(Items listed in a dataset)
■ ■ ■ ■ ■

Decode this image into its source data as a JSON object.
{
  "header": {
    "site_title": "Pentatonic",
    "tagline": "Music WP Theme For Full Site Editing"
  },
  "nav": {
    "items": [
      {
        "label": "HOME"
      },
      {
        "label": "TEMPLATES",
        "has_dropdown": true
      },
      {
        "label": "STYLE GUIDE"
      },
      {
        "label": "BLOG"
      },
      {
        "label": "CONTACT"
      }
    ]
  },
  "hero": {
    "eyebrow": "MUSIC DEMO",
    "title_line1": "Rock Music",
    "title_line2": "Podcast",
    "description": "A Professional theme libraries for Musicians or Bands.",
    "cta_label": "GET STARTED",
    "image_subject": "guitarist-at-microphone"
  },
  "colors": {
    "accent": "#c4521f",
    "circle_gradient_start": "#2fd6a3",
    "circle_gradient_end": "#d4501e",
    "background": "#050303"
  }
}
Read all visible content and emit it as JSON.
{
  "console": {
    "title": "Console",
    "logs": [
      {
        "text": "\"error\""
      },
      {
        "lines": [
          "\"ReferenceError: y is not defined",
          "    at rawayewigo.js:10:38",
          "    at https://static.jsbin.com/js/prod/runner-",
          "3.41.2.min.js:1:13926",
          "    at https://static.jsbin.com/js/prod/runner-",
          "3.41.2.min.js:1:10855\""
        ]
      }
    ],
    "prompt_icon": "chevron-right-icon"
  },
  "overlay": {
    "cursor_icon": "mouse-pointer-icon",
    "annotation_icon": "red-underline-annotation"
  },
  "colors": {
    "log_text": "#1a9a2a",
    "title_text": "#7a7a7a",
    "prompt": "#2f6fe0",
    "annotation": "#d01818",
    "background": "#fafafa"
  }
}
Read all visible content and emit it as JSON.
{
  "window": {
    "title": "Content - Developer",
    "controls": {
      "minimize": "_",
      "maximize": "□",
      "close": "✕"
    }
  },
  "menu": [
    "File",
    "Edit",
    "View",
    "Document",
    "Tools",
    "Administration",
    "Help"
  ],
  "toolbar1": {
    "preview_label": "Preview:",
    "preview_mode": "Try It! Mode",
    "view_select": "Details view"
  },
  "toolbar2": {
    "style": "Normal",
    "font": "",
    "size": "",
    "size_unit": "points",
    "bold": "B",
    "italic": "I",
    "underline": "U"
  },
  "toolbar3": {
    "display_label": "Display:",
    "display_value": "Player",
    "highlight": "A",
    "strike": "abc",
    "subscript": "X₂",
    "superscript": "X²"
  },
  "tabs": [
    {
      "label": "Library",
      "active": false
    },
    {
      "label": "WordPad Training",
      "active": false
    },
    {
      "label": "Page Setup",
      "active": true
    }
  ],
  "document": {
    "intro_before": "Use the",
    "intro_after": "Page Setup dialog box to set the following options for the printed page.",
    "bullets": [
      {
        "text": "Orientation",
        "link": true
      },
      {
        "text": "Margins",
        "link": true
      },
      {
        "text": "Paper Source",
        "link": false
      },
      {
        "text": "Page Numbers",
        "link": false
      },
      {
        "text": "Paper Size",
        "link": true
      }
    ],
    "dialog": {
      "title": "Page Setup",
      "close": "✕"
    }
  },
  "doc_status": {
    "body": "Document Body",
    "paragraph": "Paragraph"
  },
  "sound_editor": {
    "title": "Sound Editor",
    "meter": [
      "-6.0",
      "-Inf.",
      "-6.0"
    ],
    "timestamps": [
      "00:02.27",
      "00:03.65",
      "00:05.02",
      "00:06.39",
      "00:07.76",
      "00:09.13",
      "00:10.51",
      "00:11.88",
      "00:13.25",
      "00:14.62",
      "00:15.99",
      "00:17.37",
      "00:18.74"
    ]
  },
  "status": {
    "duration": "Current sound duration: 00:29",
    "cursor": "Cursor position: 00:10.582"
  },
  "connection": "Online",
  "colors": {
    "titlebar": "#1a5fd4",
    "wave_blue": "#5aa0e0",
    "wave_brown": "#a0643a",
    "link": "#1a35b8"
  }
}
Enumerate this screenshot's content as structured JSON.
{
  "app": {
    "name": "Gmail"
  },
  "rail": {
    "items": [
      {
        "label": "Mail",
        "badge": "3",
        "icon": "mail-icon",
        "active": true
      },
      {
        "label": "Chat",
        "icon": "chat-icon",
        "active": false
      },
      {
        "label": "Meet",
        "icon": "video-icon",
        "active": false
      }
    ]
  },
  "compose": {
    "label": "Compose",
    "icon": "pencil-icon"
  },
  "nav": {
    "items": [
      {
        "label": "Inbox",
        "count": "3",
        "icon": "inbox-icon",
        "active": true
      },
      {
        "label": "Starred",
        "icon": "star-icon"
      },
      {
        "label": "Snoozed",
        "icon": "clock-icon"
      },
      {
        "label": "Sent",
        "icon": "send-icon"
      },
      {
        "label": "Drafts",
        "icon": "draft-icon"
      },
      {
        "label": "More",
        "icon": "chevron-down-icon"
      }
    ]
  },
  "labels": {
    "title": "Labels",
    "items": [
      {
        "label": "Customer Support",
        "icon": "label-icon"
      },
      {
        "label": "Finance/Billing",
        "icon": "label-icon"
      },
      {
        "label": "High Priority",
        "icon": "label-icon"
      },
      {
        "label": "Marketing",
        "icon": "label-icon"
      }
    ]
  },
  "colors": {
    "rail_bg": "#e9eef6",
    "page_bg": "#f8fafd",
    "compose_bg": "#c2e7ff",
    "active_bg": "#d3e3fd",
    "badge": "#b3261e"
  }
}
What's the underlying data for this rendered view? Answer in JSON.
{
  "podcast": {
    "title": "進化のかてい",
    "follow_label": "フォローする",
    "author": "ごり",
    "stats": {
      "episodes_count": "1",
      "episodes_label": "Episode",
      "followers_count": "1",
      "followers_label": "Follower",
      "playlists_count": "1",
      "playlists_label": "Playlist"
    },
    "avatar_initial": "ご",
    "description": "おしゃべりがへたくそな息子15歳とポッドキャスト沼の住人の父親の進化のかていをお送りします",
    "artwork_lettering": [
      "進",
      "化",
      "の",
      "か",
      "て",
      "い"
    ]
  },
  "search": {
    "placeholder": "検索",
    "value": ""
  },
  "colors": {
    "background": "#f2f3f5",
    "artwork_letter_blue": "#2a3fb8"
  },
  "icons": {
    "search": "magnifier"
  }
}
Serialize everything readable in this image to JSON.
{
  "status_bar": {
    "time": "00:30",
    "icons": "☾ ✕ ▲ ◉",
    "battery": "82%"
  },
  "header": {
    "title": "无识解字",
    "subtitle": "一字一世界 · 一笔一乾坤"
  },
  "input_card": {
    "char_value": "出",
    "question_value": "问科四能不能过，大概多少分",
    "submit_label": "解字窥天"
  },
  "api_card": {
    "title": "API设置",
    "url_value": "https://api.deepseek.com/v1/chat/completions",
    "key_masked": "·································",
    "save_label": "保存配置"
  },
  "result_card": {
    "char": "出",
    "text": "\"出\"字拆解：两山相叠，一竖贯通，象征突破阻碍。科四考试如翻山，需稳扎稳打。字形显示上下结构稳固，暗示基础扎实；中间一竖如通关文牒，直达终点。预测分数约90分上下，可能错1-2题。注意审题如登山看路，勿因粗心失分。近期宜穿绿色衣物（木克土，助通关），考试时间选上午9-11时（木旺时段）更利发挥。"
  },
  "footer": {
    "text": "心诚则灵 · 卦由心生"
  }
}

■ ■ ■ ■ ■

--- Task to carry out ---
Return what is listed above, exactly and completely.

--- Solved problem ---
Decode this image into its source data as a JSON object.
{
  "header": {
    "site_title": "Pentatonic",
    "tagline": "Music WP Theme For Full Site Editing"
  },
  "nav": {
    "items": [
      {
        "label": "HOME"
      },
      {
        "label": "TEMPLATES",
        "has_dropdown": true
      },
      {
        "label": "STYLE GUIDE"
      },
      {
        "label": "BLOG"
      },
      {
        "label": "CONTACT"
      }
    ]
  },
  "hero": {
    "eyebrow": "MUSIC DEMO",
    "title_line1": "Rock Music",
    "title_line2": "Podcast",
    "description": "A Professional theme libraries for Musicians or Bands.",
    "cta_label": "GET STARTED",
    "image_subject": "guitarist-at-microphone"
  },
  "colors": {
    "accent": "#c4521f",
    "circle_gradient_start": "#2fd6a3",
    "circle_gradient_end": "#d4501e",
    "background": "#050303"
  }
}
Read all visible content and emit it as JSON.
{
  "console": {
    "title": "Console",
    "logs": [
      {
        "text": "\"error\""
      },
      {
        "lines": [
          "\"ReferenceError: y is not defined",
          "    at rawayewigo.js:10:38",
          "    at https://static.jsbin.com/js/prod/runner-",
          "3.41.2.min.js:1:13926",
          "    at https://static.jsbin.com/js/prod/runner-",
          "3.41.2.min.js:1:10855\""
        ]
      }
    ],
    "prompt_icon": "chevron-right-icon"
  },
  "overlay": {
    "cursor_icon": "mouse-pointer-icon",
    "annotation_icon": "red-underline-annotation"
  },
  "colors": {
    "log_text": "#1a9a2a",
    "title_text": "#7a7a7a",
    "prompt": "#2f6fe0",
    "annotation": "#d01818",
    "background": "#fafafa"
  }
}
Read all visible content and emit it as JSON.
{
  "window": {
    "title": "Content - Developer",
    "controls": {
      "minimize": "_",
      "maximize": "□",
      "close": "✕"
    }
  },
  "menu": [
    "File",
    "Edit",
    "View",
    "Document",
    "Tools",
    "Administration",
    "Help"
  ],
  "toolbar1": {
    "preview_label": "Preview:",
    "preview_mode": "Try It! Mode",
    "view_select": "Details view"
  },
  "toolbar2": {
    "style": "Normal",
    "font": "",
    "size": "",
    "size_unit": "points",
    "bold": "B",
    "italic": "I",
    "underline": "U"
  },
  "toolbar3": {
    "display_label": "Display:",
    "display_value": "Player",
    "highlight": "A",
    "strike": "abc",
    "subscript": "X₂",
    "superscript": "X²"
  },
  "tabs": [
    {
      "label": "Library",
      "active": false
    },
    {
      "label": "WordPad Training",
      "active": false
    },
    {
      "label": "Page Setup",
      "active": true
    }
  ],
  "document": {
    "intro_before": "Use the",
    "intro_after": "Page Setup dialog box to set the following options for the printed page.",
    "bullets": [
      {
        "text": "Orientation",
        "link": true
      },
      {
        "text": "Margins",
        "link": true
      },
      {
        "text": "Paper Source",
        "link": false
      },
      {
        "text": "Page Numbers",
        "link": false
      },
      {
        "text": "Paper Size",
        "link": true
      }
    ],
    "dialog": {
      "title": "Page Setup",
      "close": "✕"
    }
  },
  "doc_status": {
    "body": "Document Body",
    "paragraph": "Paragraph"
  },
  "sound_editor": {
    "title": "Sound Editor",
    "meter": [
      "-6.0",
      "-Inf.",
      "-6.0"
    ],
    "timestamps": [
      "00:02.27",
      "00:03.65",
      "00:05.02",
      "00:06.39",
      "00:07.76",
      "00:09.13",
      "00:10.51",
      "00:11.88",
      "00:13.25",
      "00:14.62",
      "00:15.99",
      "00:17.37",
      "00:18.74"
    ]
  },
  "status": {
    "duration": "Current sound duration: 00:29",
    "cursor": "Cursor position: 00:10.582"
  },
  "connection": "Online",
  "colors": {
    "titlebar": "#1a5fd4",
    "wave_blue": "#5aa0e0",
    "wave_brown": "#a0643a",
    "link": "#1a35b8"
  }
}
Enumerate this screenshot's content as structured JSON.
{
  "app": {
    "name": "Gmail"
  },
  "rail": {
    "items": [
      {
        "label": "Mail",
        "badge": "3",
        "icon": "mail-icon",
        "active": true
      },
      {
        "label": "Chat",
        "icon": "chat-icon",
        "active": false
      },
      {
        "label": "Meet",
        "icon": "video-icon",
        "active": false
      }
    ]
  },
  "compose": {
    "label": "Compose",
    "icon": "pencil-icon"
  },
  "nav": {
    "items": [
      {
        "label": "Inbox",
        "count": "3",
        "icon": "inbox-icon",
        "active": true
      },
      {
        "label": "Starred",
        "icon": "star-icon"
      },
      {
        "label": "Snoozed",
        "icon": "clock-icon"
      },
      {
        "label": "Sent",
        "icon": "send-icon"
      },
      {
        "label": "Drafts",
        "icon": "draft-icon"
      },
      {
        "label": "More",
        "icon": "chevron-down-icon"
      }
    ]
  },
  "labels": {
    "title": "Labels",
    "items": [
      {
        "label": "Customer Support",
        "icon": "label-icon"
      },
      {
        "label": "Finance/Billing",
        "icon": "label-icon"
      },
      {
        "label": "High Priority",
        "icon": "label-icon"
      },
      {
        "label": "Marketing",
        "icon": "label-icon"
      }
    ]
  },
  "colors": {
    "rail_bg": "#e9eef6",
    "page_bg": "#f8fafd",
    "compose_bg": "#c2e7ff",
    "active_bg": "#d3e3fd",
    "badge": "#b3261e"
  }
}
What's the underlying data for this rendered view? Answer in JSON.
{
  "podcast": {
    "title": "進化のかてい",
    "follow_label": "フォローする",
    "author": "ごり",
    "stats": {
      "episodes_count": "1",
      "episodes_label": "Episode",
      "followers_count": "1",
      "followers_label": "Follower",
      "playlists_count": "1",
      "playlists_label": "Playlist"
    },
    "avatar_initial": "ご",
    "description": "おしゃべりがへたくそな息子15歳とポッドキャスト沼の住人の父親の進化のかていをお送りします",
    "artwork_lettering": [
      "進",
      "化",
      "の",
      "か",
      "て",
      "い"
    ]
  },
  "search": {
    "placeholder": "検索",
    "value": ""
  },
  "colors": {
    "background": "#f2f3f5",
    "artwork_letter_blue": "#2a3fb8"
  },
  "icons": {
    "search": "magnifier"
  }
}
Serialize everything readable in this image to JSON.
{
  "status_bar": {
    "time": "00:30",
    "icons": "☾ ✕ ▲ ◉",
    "battery": "82%"
  },
  "header": {
    "title": "无识解字",
    "subtitle": "一字一世界 · 一笔一乾坤"
  },
  "input_card": {
    "char_value": "出",
    "question_value": "问科四能不能过，大概多少分",
    "submit_label": "解字窥天"
  },
  "api_card": {
    "title": "API设置",
    "url_value": "https://api.deepseek.com/v1/chat/completions",
    "key_masked": "·································",
    "save_label": "保存配置"
  },
  "result_card": {
    "char": "出",
    "text": "\"出\"字拆解：两山相叠，一竖贯通，象征突破阻碍。科四考试如翻山，需稳扎稳打。字形显示上下结构稳固，暗示基础扎实；中间一竖如通关文牒，直达终点。预测分数约90分上下，可能错1-2题。注意审题如登山看路，勿因粗心失分。近期宜穿绿色衣物（木克土，助通关），考试时间选上午9-11时（木旺时段）更利发挥。"
  },
  "footer": {
    "text": "心诚则灵 · 卦由心生"
  }
}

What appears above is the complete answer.